Still, it seems to me that it worked for her in the end.
When I studied her story, I felt very sorry for her. She was an idealist, and I think her ideas were way disruptive for the time and place she had the disadvantage of living in.
If she would have been born a few decades later, I think Maila’s enterprising dreams, the most bizarre ones, like the sideshow-church would have fructified.
Anyway, she had a lot to give and did let a lot of works for those that really care about her and everything she meant.
Moreover she didn’t miss being part of two crowds that borrow heavily from carnival culture: the horror genre, and punk rock music, two cultures that embraced her, and that were more suited to her personality and stance towards life and the world.
Maila had some very disruptive ideas about a life dedicated to show-biz and spiritual development. The point in the case, she wanted to synthesize two unrelated things: a traveling evangelist church, informed by carnival and sideshow culture.

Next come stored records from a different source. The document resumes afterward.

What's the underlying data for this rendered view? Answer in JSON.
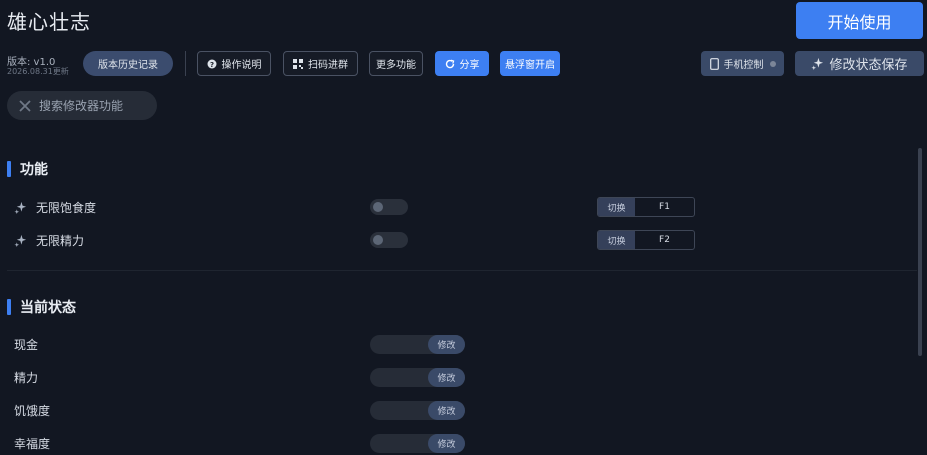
{
  "app": {
    "title": "雄心壮志",
    "start_label": "开始使用"
  },
  "version": {
    "label": "版本: v1.0",
    "date": "2026.08.31更新"
  },
  "toolbar": {
    "history": "版本历史记录",
    "guide": "操作说明",
    "qr": "扫码进群",
    "more": "更多功能",
    "share": "分享",
    "float": "悬浮窗开启",
    "phone": "手机控制",
    "save": "修改状态保存"
  },
  "search": {
    "placeholder": "搜索修改器功能"
  },
  "sections": {
    "features": {
      "title": "功能",
      "items": [
        {
          "label": "无限饱食度",
          "toggle": "off",
          "hotkey_btn": "切换",
          "hotkey": "F1"
        },
        {
          "label": "无限精力",
          "toggle": "off",
          "hotkey_btn": "切换",
          "hotkey": "F2"
        }
      ]
    },
    "status": {
      "title": "当前状态",
      "items": [
        {
          "label": "现金",
          "btn": "修改"
        },
        {
          "label": "精力",
          "btn": "修改"
        },
        {
          "label": "饥饿度",
          "btn": "修改"
        },
        {
          "label": "幸福度",
          "btn": "修改"
        }
      ]
    }
  },
  "icons": {
    "guide": "question-circle-icon",
    "qr": "qr-code-icon",
    "share": "share-icon",
    "phone": "phone-icon",
    "save": "sparkle-icon",
    "search": "cross-icon",
    "feature": "sparkle-icon"
  },
  "colors": {
    "accent": "#3d7ff2",
    "background": "#121722",
    "panel": "#262c37"
  }
}
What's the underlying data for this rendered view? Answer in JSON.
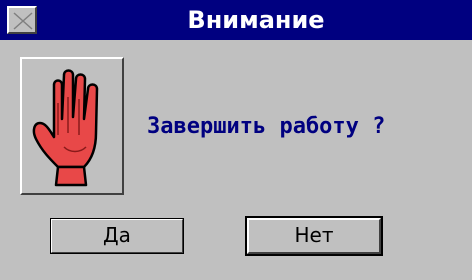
{
  "window": {
    "title": "Внимание",
    "close_icon": "close-icon"
  },
  "dialog": {
    "icon": "stop-hand-icon",
    "message": "Завершить работу ?"
  },
  "buttons": {
    "yes_label": "Да",
    "no_label": "Нет"
  },
  "colors": {
    "titlebar": "#000080",
    "message_text": "#000080",
    "background": "#c0c0c0",
    "hand": "#e84848"
  }
}
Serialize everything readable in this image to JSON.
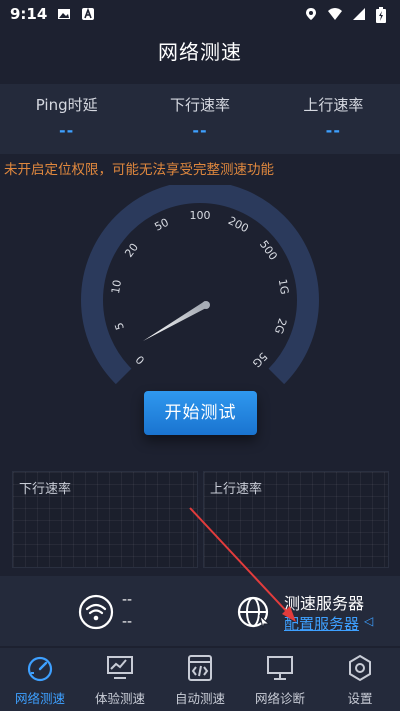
{
  "status_bar": {
    "time": "9:14"
  },
  "header": {
    "title": "网络测速"
  },
  "stats": [
    {
      "label": "Ping时延",
      "value": "--"
    },
    {
      "label": "下行速率",
      "value": "--"
    },
    {
      "label": "上行速率",
      "value": "--"
    }
  ],
  "warning": "未开启定位权限，可能无法享受完整测速功能",
  "gauge": {
    "ticks": [
      "0",
      "5",
      "10",
      "20",
      "50",
      "100",
      "200",
      "500",
      "1G",
      "2G",
      "5G"
    ],
    "needle_value": "0"
  },
  "start_button": "开始测试",
  "panels": {
    "download_label": "下行速率",
    "upload_label": "上行速率"
  },
  "network": {
    "line1": "--",
    "line2": "--"
  },
  "server": {
    "title": "测速服务器",
    "link": "配置服务器"
  },
  "tabs": [
    {
      "label": "网络测速",
      "icon": "speedometer-icon",
      "active": true
    },
    {
      "label": "体验测速",
      "icon": "chart-monitor-icon",
      "active": false
    },
    {
      "label": "自动测速",
      "icon": "code-file-icon",
      "active": false
    },
    {
      "label": "网络诊断",
      "icon": "monitor-icon",
      "active": false
    },
    {
      "label": "设置",
      "icon": "gear-hexagon-icon",
      "active": false
    }
  ],
  "colors": {
    "accent": "#3ea0ff",
    "warning": "#e0883e",
    "background": "#1d2130",
    "panel": "#242a3b",
    "annotation_arrow": "#e23c3c"
  }
}
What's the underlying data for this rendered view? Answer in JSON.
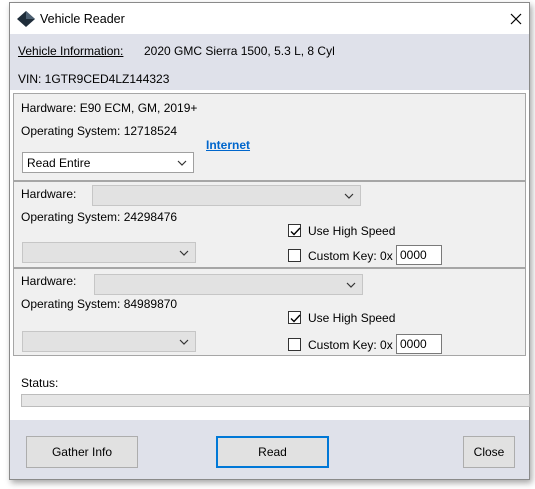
{
  "window": {
    "title": "Vehicle Reader",
    "close_glyph": "×"
  },
  "vehicle": {
    "info_label": "Vehicle Information:",
    "info_value": "2020 GMC Sierra 1500, 5.3 L, 8 Cyl",
    "vin": "VIN: 1GTR9CED4LZ144323"
  },
  "module1": {
    "hardware": "Hardware: E90 ECM, GM, 2019+",
    "os": "Operating System: 12718524",
    "link": "Internet",
    "read_mode": "Read Entire"
  },
  "module2": {
    "hardware_label": "Hardware:",
    "os": "Operating System: 24298476",
    "use_high_speed_label": "Use High Speed",
    "use_high_speed_checked": true,
    "custom_key_label": "Custom Key: 0x",
    "custom_key_checked": false,
    "custom_key_value": "0000"
  },
  "module3": {
    "hardware_label": "Hardware:",
    "os": "Operating System: 84989870",
    "use_high_speed_label": "Use High Speed",
    "use_high_speed_checked": true,
    "custom_key_label": "Custom Key: 0x",
    "custom_key_checked": false,
    "custom_key_value": "0000"
  },
  "status": {
    "label": "Status:",
    "progress": 0
  },
  "buttons": {
    "gather": "Gather Info",
    "read": "Read",
    "close": "Close"
  },
  "icons": {
    "app": "diamond-app-icon",
    "close": "close-icon",
    "dropdown": "chevron-down-icon",
    "check": "checkmark-icon"
  },
  "colors": {
    "band": "#dfe1ea",
    "panel": "#f0f0f0",
    "link": "#0066cc",
    "default_button_border": "#0078d7"
  }
}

Sadly, those most revolutionary ideas never fructified. However, she took care of sharing her desires and ideas. Things like that are valuable in the long run because they teach others how to dream the odd and unexpected.

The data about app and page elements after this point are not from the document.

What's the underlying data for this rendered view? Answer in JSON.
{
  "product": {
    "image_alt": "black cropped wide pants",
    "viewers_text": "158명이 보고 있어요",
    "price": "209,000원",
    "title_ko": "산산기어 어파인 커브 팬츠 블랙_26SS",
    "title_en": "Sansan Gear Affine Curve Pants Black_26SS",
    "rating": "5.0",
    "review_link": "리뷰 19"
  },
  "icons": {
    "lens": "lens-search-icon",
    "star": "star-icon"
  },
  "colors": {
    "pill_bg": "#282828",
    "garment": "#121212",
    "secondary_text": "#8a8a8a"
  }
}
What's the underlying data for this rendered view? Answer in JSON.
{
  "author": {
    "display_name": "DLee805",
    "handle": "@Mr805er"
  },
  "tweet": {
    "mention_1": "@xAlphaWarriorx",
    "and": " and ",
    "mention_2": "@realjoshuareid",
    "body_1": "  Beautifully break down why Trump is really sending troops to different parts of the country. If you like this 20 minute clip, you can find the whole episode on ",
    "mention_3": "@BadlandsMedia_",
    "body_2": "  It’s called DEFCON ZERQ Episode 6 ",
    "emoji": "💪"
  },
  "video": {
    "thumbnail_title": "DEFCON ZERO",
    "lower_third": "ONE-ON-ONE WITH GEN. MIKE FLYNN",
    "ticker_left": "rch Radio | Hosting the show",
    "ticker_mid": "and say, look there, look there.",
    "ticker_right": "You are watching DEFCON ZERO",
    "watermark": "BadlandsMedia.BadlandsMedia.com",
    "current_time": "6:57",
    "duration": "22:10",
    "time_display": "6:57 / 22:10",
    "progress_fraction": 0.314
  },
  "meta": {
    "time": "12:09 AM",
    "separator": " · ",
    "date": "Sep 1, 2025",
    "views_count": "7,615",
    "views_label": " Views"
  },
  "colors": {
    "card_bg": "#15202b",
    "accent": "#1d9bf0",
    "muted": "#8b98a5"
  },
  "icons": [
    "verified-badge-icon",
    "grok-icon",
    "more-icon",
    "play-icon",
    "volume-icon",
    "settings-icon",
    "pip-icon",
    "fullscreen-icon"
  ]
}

Also, just to know what she wanted to do and never did, gives us a bigger sense of the scope of her creativity and of the richness of her personality.
She was a non-conformist in an age where that kind of person didn’t have big support networks like today. That’s why at the beginning of the article I said that the whole world is indebted to her.

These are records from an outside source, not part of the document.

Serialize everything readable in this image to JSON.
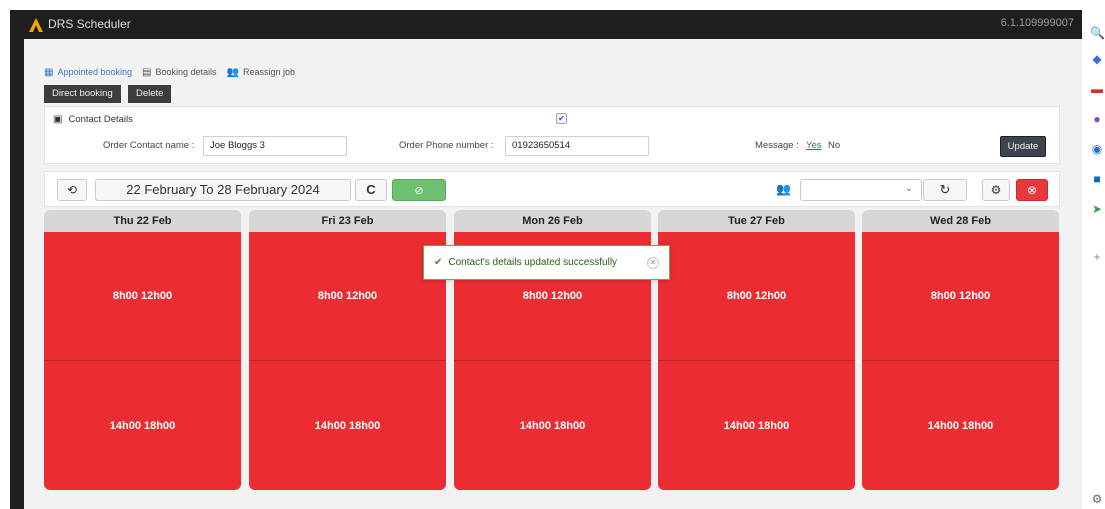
{
  "app": {
    "title": "DRS Scheduler",
    "version": "6.1.109999007"
  },
  "nav_tabs": [
    {
      "label": "Appointed booking",
      "icon": "calendar-icon"
    },
    {
      "label": "Booking details",
      "icon": "document-icon"
    },
    {
      "label": "Reassign job",
      "icon": "users-icon"
    }
  ],
  "actions": {
    "direct_booking": "Direct booking",
    "delete": "Delete"
  },
  "contact": {
    "heading": "Contact Details",
    "checkbox_checked": true,
    "name_label": "Order Contact name :",
    "name_value": "Joe Bloggs 3",
    "phone_label": "Order Phone number :",
    "phone_value": "01923650514",
    "message_label": "Message :",
    "message_yes": "Yes",
    "message_no": "No",
    "update": "Update"
  },
  "toolbar": {
    "date_range": "22 February To 28 February 2024",
    "history_icon": "history-icon",
    "refresh_icon": "refresh-c-icon",
    "confirm_icon": "check-circle-icon",
    "people_icon": "people-icon",
    "reload_icon": "reload-icon",
    "settings_icon": "gear-icon",
    "cancel_icon": "close-circle-icon"
  },
  "days": [
    {
      "header": "Thu 22 Feb",
      "slots": [
        "8h00 12h00",
        "14h00 18h00"
      ]
    },
    {
      "header": "Fri 23 Feb",
      "slots": [
        "8h00 12h00",
        "14h00 18h00"
      ]
    },
    {
      "header": "Mon 26 Feb",
      "slots": [
        "8h00 12h00",
        "14h00 18h00"
      ]
    },
    {
      "header": "Tue 27 Feb",
      "slots": [
        "8h00 12h00",
        "14h00 18h00"
      ]
    },
    {
      "header": "Wed 28 Feb",
      "slots": [
        "8h00 12h00",
        "14h00 18h00"
      ]
    }
  ],
  "toast": {
    "message": "Contact's details updated successfully"
  },
  "colors": {
    "slot_red": "#eb2c33",
    "accent_blue": "#3a7bd5",
    "success_green": "#68a94a"
  }
}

The way she wanted to change society, and how she worked towards achieving that end, and the changes and repercussions brought about by her actions, (I’m thinking about how she changed minds with her personality) had an undeniable influence on where we are today, we who consider ourselves lovers of the horror genre, social misfits, and/or non-conformists in general.
Short article on Vogue.com with a video of an interview with Nurmi.
Website for the 2006 documentary by Kevin Sean Michaels.
Awesome pictorial article on MagnumPhotos.com
By W. Scott Poole, excerpt from his book.
The Misfits timeline’s entry for 04/17/1982 tells briefly the meet up of Misfits with Vampira in Vinyl Fetish.
Priceless page with a reproduction of an article by the Clatsop County Historical Society’s quarterly, CUMTUX. It has a various pages scanned from the quarterly with some incredibly self-effacing, but at the same time prophetic, writing by Maila.
A cool article making connections between the songs of Misfits with horror cinema lore. It has a Vampira section.
Cineaste article about Vampira with a handful of cool photos.
From an interview with Mike Decay I found on PleaseKillMe.com: “Playghoul is a chronological collection of Maila Nurmi appearances in pulp magazines from 1950-1964. You see her entry into the cheesecake/bikini modeling world, her experimenting with more artistic endeavors, her achieving notoriety as Vampira, and then as it gets away from her within exploitative tabloids.”
Interview with Mike Decay the creator of Playghoul.
A long article pondering about the truth and falsehood about the story of Maila as a witch. Wasn’t expecting to find something like it, because the topic seemed to me as kind of disposable and not that interesting. This article took me to the following entry…
An account by Maila on how she allegedly experienced the ghost of Dean soon after he had passed.
Sourced Content and Media
*1-7: Poole, W. S. (2014). Vampira: Dark goddess of horror. Berkeley, CA: Soft Skull Press.
“Vampira” by Greg Scales
© Bholenath Valsan 2020-2021 — Maila ‘Vampira’ Nurmi Profile